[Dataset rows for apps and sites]
-*-

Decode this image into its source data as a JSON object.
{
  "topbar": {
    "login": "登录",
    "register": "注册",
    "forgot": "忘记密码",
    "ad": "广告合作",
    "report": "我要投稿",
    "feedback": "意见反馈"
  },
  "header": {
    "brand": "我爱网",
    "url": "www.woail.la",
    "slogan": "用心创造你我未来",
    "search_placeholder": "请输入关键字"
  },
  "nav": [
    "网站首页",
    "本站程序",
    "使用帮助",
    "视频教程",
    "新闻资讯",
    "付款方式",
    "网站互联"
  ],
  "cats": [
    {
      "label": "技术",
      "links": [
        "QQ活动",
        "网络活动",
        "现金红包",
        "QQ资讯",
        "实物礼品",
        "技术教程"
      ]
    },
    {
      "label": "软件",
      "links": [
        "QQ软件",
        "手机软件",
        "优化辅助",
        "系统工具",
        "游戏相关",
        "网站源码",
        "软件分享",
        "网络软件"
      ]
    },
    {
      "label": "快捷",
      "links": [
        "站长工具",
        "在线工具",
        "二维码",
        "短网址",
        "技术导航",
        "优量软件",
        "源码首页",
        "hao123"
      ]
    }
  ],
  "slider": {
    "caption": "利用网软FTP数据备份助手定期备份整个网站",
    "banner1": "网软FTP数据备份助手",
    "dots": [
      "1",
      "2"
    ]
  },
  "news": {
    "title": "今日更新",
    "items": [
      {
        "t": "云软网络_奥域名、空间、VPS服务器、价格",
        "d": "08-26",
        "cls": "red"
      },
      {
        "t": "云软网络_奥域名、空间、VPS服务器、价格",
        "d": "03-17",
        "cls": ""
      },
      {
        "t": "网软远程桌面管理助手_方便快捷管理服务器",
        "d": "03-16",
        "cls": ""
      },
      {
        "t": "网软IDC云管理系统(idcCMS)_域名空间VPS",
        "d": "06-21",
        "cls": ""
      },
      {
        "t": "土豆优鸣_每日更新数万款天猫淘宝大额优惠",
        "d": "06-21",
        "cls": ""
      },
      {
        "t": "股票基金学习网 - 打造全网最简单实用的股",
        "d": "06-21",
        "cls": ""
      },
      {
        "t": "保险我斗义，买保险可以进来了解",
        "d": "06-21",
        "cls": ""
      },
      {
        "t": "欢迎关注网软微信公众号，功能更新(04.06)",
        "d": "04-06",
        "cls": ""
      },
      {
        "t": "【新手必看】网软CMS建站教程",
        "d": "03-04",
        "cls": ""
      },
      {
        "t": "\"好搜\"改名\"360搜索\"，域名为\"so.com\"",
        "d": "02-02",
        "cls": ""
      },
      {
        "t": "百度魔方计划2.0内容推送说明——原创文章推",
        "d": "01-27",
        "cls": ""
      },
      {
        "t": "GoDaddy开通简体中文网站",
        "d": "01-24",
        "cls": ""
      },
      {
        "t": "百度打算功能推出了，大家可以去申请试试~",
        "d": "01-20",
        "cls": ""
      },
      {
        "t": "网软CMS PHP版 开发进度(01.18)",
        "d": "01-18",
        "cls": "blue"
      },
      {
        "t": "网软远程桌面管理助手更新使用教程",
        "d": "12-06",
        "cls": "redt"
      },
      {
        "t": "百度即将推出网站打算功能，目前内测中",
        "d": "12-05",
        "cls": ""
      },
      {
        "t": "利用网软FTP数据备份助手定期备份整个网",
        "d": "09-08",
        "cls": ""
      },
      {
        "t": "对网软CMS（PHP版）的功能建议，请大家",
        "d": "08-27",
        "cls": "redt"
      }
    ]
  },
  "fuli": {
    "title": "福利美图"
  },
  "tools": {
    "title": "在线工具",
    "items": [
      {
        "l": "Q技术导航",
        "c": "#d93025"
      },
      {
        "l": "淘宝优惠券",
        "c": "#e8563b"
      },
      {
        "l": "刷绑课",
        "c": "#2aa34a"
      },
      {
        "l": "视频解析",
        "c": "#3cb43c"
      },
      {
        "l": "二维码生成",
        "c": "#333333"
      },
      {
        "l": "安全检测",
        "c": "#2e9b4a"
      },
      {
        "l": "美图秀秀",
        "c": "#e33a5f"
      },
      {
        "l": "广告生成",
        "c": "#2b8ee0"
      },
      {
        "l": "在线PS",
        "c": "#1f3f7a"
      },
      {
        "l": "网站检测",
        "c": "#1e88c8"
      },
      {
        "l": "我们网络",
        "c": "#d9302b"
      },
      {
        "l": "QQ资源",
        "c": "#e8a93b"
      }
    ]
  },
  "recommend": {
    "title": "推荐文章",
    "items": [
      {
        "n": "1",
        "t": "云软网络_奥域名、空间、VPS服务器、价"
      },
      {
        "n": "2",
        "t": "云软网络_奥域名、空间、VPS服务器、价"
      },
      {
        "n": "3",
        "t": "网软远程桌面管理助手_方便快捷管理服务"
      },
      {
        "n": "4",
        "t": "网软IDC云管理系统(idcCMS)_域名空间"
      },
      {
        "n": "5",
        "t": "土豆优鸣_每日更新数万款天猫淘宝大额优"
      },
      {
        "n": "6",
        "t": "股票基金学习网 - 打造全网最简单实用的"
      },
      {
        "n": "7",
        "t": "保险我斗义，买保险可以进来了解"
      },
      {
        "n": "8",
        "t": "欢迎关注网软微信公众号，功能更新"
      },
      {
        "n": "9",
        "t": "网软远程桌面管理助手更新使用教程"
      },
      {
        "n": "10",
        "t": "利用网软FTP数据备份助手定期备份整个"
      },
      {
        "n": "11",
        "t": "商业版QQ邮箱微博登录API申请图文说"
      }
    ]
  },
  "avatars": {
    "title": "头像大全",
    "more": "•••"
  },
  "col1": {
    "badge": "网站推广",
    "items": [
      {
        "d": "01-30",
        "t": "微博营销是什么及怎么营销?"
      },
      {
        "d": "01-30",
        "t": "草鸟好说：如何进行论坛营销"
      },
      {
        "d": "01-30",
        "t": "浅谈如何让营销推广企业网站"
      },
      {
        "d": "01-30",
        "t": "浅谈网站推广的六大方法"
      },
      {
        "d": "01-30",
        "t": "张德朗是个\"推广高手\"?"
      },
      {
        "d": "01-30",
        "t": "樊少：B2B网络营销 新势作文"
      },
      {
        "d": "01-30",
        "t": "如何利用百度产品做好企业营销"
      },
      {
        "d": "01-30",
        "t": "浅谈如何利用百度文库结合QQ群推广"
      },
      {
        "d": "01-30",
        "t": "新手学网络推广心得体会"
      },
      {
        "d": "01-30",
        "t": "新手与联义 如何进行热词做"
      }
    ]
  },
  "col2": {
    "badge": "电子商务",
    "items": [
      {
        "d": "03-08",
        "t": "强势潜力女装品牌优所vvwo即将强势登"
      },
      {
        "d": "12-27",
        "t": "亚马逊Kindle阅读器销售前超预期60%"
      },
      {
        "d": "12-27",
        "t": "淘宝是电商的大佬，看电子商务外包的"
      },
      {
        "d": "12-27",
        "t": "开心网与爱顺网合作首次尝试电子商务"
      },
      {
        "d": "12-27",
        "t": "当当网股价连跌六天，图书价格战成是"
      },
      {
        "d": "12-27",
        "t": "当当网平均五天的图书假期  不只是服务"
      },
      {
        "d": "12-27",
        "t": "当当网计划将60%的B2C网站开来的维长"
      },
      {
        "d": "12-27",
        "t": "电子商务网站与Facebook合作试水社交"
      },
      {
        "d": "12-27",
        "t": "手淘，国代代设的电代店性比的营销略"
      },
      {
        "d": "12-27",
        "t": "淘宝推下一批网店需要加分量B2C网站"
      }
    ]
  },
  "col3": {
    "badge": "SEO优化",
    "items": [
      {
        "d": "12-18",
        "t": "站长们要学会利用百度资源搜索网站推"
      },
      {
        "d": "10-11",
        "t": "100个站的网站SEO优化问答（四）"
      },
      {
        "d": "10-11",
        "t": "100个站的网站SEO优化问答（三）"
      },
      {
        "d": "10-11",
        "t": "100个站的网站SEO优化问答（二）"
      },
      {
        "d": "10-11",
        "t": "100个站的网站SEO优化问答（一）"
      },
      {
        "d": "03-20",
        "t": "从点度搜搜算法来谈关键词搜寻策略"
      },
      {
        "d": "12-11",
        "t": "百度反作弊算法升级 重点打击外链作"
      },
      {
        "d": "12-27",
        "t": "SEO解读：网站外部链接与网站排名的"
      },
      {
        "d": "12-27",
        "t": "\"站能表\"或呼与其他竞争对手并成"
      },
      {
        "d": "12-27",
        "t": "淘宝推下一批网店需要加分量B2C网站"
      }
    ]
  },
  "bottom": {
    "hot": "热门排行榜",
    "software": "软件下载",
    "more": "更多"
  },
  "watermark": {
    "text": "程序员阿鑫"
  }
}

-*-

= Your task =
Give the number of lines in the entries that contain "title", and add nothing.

= Solution =
5